(PROVIDED DATA Opens)
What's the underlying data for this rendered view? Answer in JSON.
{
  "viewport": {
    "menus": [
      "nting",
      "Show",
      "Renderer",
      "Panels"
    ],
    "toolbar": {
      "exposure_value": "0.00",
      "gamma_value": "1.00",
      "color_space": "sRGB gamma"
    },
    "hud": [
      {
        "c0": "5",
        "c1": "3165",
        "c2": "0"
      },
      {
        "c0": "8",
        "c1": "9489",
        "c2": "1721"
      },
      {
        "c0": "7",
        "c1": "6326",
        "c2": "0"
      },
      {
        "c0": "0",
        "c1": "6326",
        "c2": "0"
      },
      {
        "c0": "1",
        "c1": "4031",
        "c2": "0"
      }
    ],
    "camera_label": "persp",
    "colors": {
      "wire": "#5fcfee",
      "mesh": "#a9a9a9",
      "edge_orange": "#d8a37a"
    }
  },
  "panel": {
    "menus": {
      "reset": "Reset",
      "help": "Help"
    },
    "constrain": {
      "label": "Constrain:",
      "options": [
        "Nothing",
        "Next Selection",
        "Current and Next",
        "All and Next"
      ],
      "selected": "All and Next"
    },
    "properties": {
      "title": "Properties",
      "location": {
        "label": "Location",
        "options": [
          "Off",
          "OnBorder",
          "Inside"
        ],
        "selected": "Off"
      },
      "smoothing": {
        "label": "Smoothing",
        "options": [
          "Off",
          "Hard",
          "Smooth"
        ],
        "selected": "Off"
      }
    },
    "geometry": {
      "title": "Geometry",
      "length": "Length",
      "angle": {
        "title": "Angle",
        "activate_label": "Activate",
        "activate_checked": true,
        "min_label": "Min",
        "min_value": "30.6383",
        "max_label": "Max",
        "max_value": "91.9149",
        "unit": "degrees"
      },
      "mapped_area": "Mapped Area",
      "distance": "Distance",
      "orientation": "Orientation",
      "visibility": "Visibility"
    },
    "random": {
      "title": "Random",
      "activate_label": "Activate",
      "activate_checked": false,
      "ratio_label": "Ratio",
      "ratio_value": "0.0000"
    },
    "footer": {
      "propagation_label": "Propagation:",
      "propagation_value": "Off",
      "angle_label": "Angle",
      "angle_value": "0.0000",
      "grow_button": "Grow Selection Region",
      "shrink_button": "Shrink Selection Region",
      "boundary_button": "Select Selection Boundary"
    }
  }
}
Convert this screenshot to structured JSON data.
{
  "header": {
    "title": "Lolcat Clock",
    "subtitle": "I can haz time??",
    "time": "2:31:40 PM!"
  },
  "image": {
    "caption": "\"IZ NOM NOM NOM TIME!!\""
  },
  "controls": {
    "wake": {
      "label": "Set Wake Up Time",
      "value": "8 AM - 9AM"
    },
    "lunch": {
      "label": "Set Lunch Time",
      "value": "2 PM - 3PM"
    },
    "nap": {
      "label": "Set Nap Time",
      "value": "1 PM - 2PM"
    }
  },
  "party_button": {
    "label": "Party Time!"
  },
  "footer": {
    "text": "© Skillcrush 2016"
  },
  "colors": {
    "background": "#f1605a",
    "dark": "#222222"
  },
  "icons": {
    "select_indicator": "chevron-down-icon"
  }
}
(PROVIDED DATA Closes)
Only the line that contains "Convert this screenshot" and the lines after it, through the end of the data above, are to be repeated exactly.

▶ [WORKED SOLUTION]:
Convert this screenshot to structured JSON data.
{
  "header": {
    "title": "Lolcat Clock",
    "subtitle": "I can haz time??",
    "time": "2:31:40 PM!"
  },
  "image": {
    "caption": "\"IZ NOM NOM NOM TIME!!\""
  },
  "controls": {
    "wake": {
      "label": "Set Wake Up Time",
      "value": "8 AM - 9AM"
    },
    "lunch": {
      "label": "Set Lunch Time",
      "value": "2 PM - 3PM"
    },
    "nap": {
      "label": "Set Nap Time",
      "value": "1 PM - 2PM"
    }
  },
  "party_button": {
    "label": "Party Time!"
  },
  "footer": {
    "text": "© Skillcrush 2016"
  },
  "colors": {
    "background": "#f1605a",
    "dark": "#222222"
  },
  "icons": {
    "select_indicator": "chevron-down-icon"
  }
}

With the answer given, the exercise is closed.